**** INFORMATION SHOWN

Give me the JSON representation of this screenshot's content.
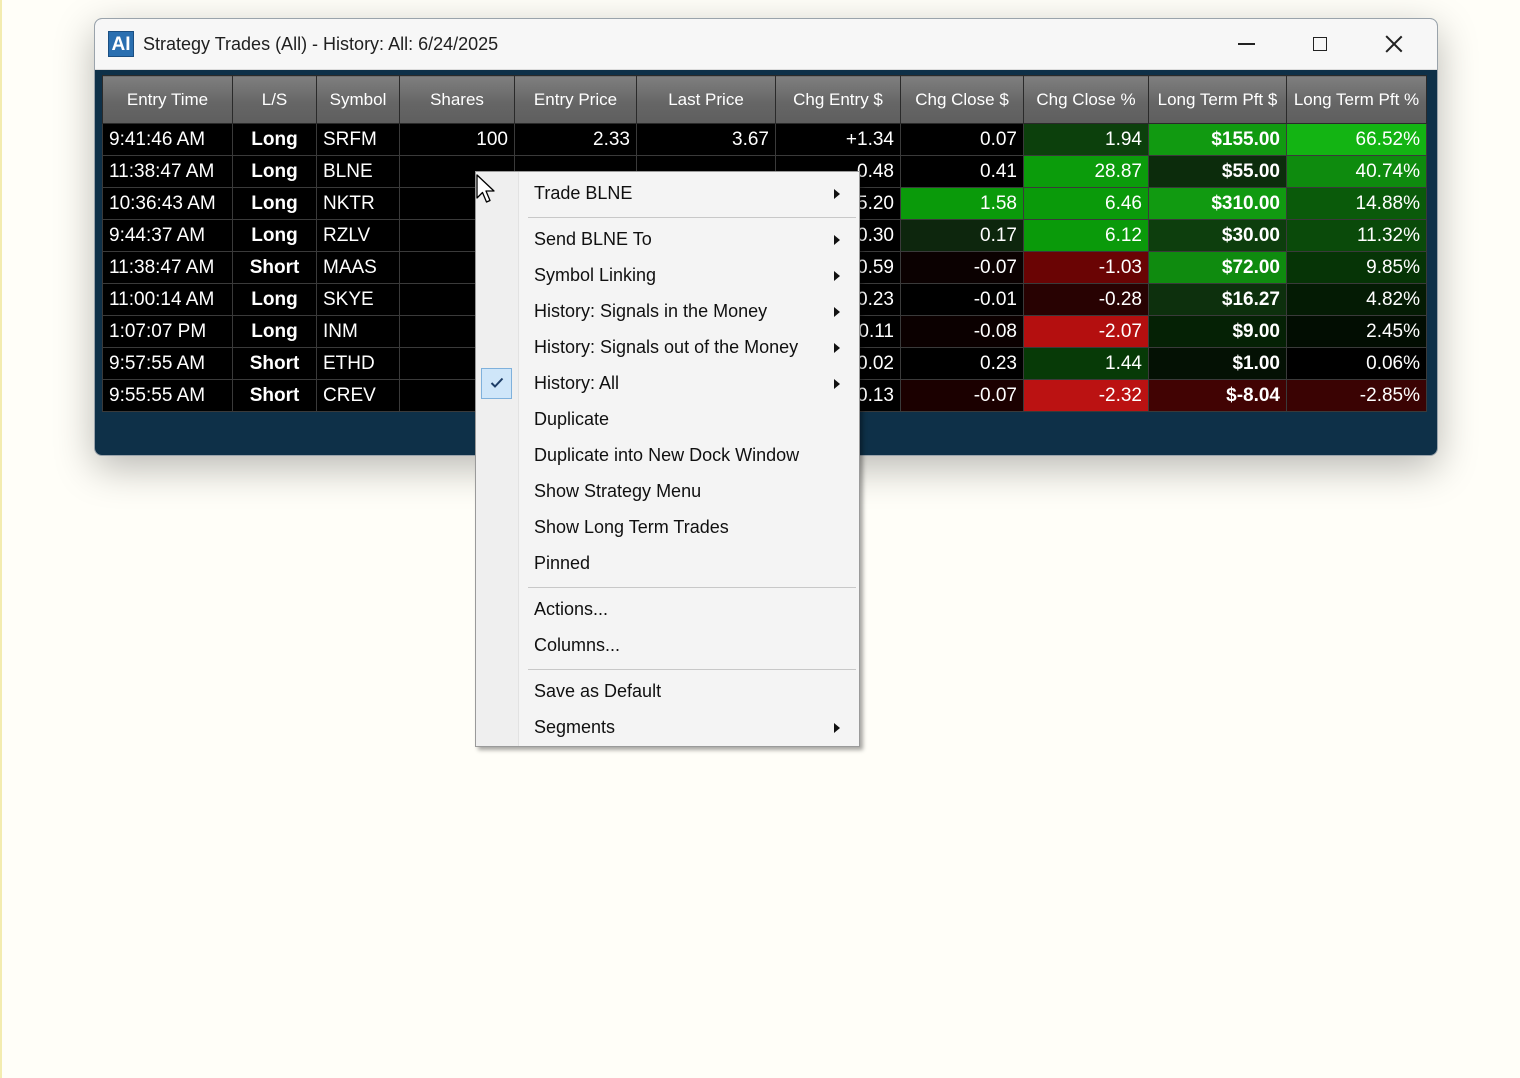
{
  "window": {
    "app_icon": "AI",
    "title": "Strategy Trades (All) - History: All: 6/24/2025",
    "controls": [
      "minimize-icon",
      "maximize-icon",
      "close-icon"
    ]
  },
  "table": {
    "columns": [
      "Entry Time",
      "L/S",
      "Symbol",
      "Shares",
      "Entry Price",
      "Last Price",
      "Chg Entry $",
      "Chg Close $",
      "Chg Close %",
      "Long Term Pft $",
      "Long Term Pft %"
    ],
    "rows": [
      [
        "9:41:46 AM",
        "Long",
        "SRFM",
        "100",
        "2.33",
        "3.67",
        "+1.34",
        "0.07",
        "1.94",
        "$155.00",
        "66.52%"
      ],
      [
        "11:38:47 AM",
        "Long",
        "BLNE",
        "",
        "",
        "",
        "0.48",
        "0.41",
        "28.87",
        "$55.00",
        "40.74%"
      ],
      [
        "10:36:43 AM",
        "Long",
        "NKTR",
        "",
        "",
        "",
        "5.20",
        "1.58",
        "6.46",
        "$310.00",
        "14.88%"
      ],
      [
        "9:44:37 AM",
        "Long",
        "RZLV",
        "",
        "",
        "",
        "0.30",
        "0.17",
        "6.12",
        "$30.00",
        "11.32%"
      ],
      [
        "11:38:47 AM",
        "Short",
        "MAAS",
        "",
        "",
        "",
        "0.59",
        "-0.07",
        "-1.03",
        "$72.00",
        "9.85%"
      ],
      [
        "11:00:14 AM",
        "Long",
        "SKYE",
        "",
        "",
        "",
        "0.23",
        "-0.01",
        "-0.28",
        "$16.27",
        "4.82%"
      ],
      [
        "1:07:07 PM",
        "Long",
        "INM",
        "",
        "",
        "",
        "0.11",
        "-0.08",
        "-2.07",
        "$9.00",
        "2.45%"
      ],
      [
        "9:57:55 AM",
        "Short",
        "ETHD",
        "",
        "",
        "",
        "0.02",
        "0.23",
        "1.44",
        "$1.00",
        "0.06%"
      ],
      [
        "9:55:55 AM",
        "Short",
        "CREV",
        "",
        "",
        "",
        "0.13",
        "-0.07",
        "-2.32",
        "$-8.04",
        "-2.85%"
      ]
    ],
    "colors": {
      "long": "#22e622",
      "short": "#ff1a1a",
      "chg_entry": [
        "pos",
        "pos",
        "pos",
        "pos",
        "neg",
        "pos",
        "pos",
        "neg",
        "neg"
      ],
      "chg_close_bg": [
        "#000000",
        "#000000",
        "#0a9a0a",
        "#0d260d",
        "#0b0101",
        "#000000",
        "#0b0000",
        "#000000",
        "#1b0000"
      ],
      "chg_close_pct_bg": [
        "#0c400c",
        "#0b9c0b",
        "#0a9a0a",
        "#0a9a0a",
        "#6a0404",
        "#280202",
        "#b40f0f",
        "#073a07",
        "#bb1212"
      ],
      "pft_dollar_bg": [
        "#119a11",
        "#0c2c0c",
        "#119a11",
        "#0d3e0d",
        "#0f8b0f",
        "#0d300d",
        "#052105",
        "#041104",
        "#410303"
      ],
      "pft_pct_bg": [
        "#13b413",
        "#0e8b0e",
        "#0a5a0a",
        "#0a4a0a",
        "#063406",
        "#041b04",
        "#020d02",
        "#000000",
        "#3a0303"
      ]
    }
  },
  "context_menu": {
    "groups": [
      [
        {
          "label": "Trade BLNE",
          "submenu": true
        }
      ],
      [
        {
          "label": "Send BLNE To",
          "submenu": true
        },
        {
          "label": "Symbol Linking",
          "submenu": true
        },
        {
          "label": "History: Signals in the Money",
          "submenu": true
        },
        {
          "label": "History: Signals out of the Money",
          "submenu": true
        },
        {
          "label": "History: All",
          "submenu": true,
          "checked": true
        },
        {
          "label": "Duplicate",
          "submenu": false
        },
        {
          "label": "Duplicate into New Dock Window",
          "submenu": false
        },
        {
          "label": "Show Strategy Menu",
          "submenu": false
        },
        {
          "label": "Show Long Term Trades",
          "submenu": false
        },
        {
          "label": "Pinned",
          "submenu": false
        }
      ],
      [
        {
          "label": "Actions...",
          "submenu": false
        },
        {
          "label": "Columns...",
          "submenu": false
        }
      ],
      [
        {
          "label": "Save as Default",
          "submenu": false
        },
        {
          "label": "Segments",
          "submenu": true
        }
      ]
    ]
  }
}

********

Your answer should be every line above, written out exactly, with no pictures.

Give me the JSON representation of this screenshot's content.
{
  "window": {
    "app_icon": "AI",
    "title": "Strategy Trades (All) - History: All: 6/24/2025",
    "controls": [
      "minimize-icon",
      "maximize-icon",
      "close-icon"
    ]
  },
  "table": {
    "columns": [
      "Entry Time",
      "L/S",
      "Symbol",
      "Shares",
      "Entry Price",
      "Last Price",
      "Chg Entry $",
      "Chg Close $",
      "Chg Close %",
      "Long Term Pft $",
      "Long Term Pft %"
    ],
    "rows": [
      [
        "9:41:46 AM",
        "Long",
        "SRFM",
        "100",
        "2.33",
        "3.67",
        "+1.34",
        "0.07",
        "1.94",
        "$155.00",
        "66.52%"
      ],
      [
        "11:38:47 AM",
        "Long",
        "BLNE",
        "",
        "",
        "",
        "0.48",
        "0.41",
        "28.87",
        "$55.00",
        "40.74%"
      ],
      [
        "10:36:43 AM",
        "Long",
        "NKTR",
        "",
        "",
        "",
        "5.20",
        "1.58",
        "6.46",
        "$310.00",
        "14.88%"
      ],
      [
        "9:44:37 AM",
        "Long",
        "RZLV",
        "",
        "",
        "",
        "0.30",
        "0.17",
        "6.12",
        "$30.00",
        "11.32%"
      ],
      [
        "11:38:47 AM",
        "Short",
        "MAAS",
        "",
        "",
        "",
        "0.59",
        "-0.07",
        "-1.03",
        "$72.00",
        "9.85%"
      ],
      [
        "11:00:14 AM",
        "Long",
        "SKYE",
        "",
        "",
        "",
        "0.23",
        "-0.01",
        "-0.28",
        "$16.27",
        "4.82%"
      ],
      [
        "1:07:07 PM",
        "Long",
        "INM",
        "",
        "",
        "",
        "0.11",
        "-0.08",
        "-2.07",
        "$9.00",
        "2.45%"
      ],
      [
        "9:57:55 AM",
        "Short",
        "ETHD",
        "",
        "",
        "",
        "0.02",
        "0.23",
        "1.44",
        "$1.00",
        "0.06%"
      ],
      [
        "9:55:55 AM",
        "Short",
        "CREV",
        "",
        "",
        "",
        "0.13",
        "-0.07",
        "-2.32",
        "$-8.04",
        "-2.85%"
      ]
    ],
    "colors": {
      "long": "#22e622",
      "short": "#ff1a1a",
      "chg_entry": [
        "pos",
        "pos",
        "pos",
        "pos",
        "neg",
        "pos",
        "pos",
        "neg",
        "neg"
      ],
      "chg_close_bg": [
        "#000000",
        "#000000",
        "#0a9a0a",
        "#0d260d",
        "#0b0101",
        "#000000",
        "#0b0000",
        "#000000",
        "#1b0000"
      ],
      "chg_close_pct_bg": [
        "#0c400c",
        "#0b9c0b",
        "#0a9a0a",
        "#0a9a0a",
        "#6a0404",
        "#280202",
        "#b40f0f",
        "#073a07",
        "#bb1212"
      ],
      "pft_dollar_bg": [
        "#119a11",
        "#0c2c0c",
        "#119a11",
        "#0d3e0d",
        "#0f8b0f",
        "#0d300d",
        "#052105",
        "#041104",
        "#410303"
      ],
      "pft_pct_bg": [
        "#13b413",
        "#0e8b0e",
        "#0a5a0a",
        "#0a4a0a",
        "#063406",
        "#041b04",
        "#020d02",
        "#000000",
        "#3a0303"
      ]
    }
  },
  "context_menu": {
    "groups": [
      [
        {
          "label": "Trade BLNE",
          "submenu": true
        }
      ],
      [
        {
          "label": "Send BLNE To",
          "submenu": true
        },
        {
          "label": "Symbol Linking",
          "submenu": true
        },
        {
          "label": "History: Signals in the Money",
          "submenu": true
        },
        {
          "label": "History: Signals out of the Money",
          "submenu": true
        },
        {
          "label": "History: All",
          "submenu": true,
          "checked": true
        },
        {
          "label": "Duplicate",
          "submenu": false
        },
        {
          "label": "Duplicate into New Dock Window",
          "submenu": false
        },
        {
          "label": "Show Strategy Menu",
          "submenu": false
        },
        {
          "label": "Show Long Term Trades",
          "submenu": false
        },
        {
          "label": "Pinned",
          "submenu": false
        }
      ],
      [
        {
          "label": "Actions...",
          "submenu": false
        },
        {
          "label": "Columns...",
          "submenu": false
        }
      ],
      [
        {
          "label": "Save as Default",
          "submenu": false
        },
        {
          "label": "Segments",
          "submenu": true
        }
      ]
    ]
  }
}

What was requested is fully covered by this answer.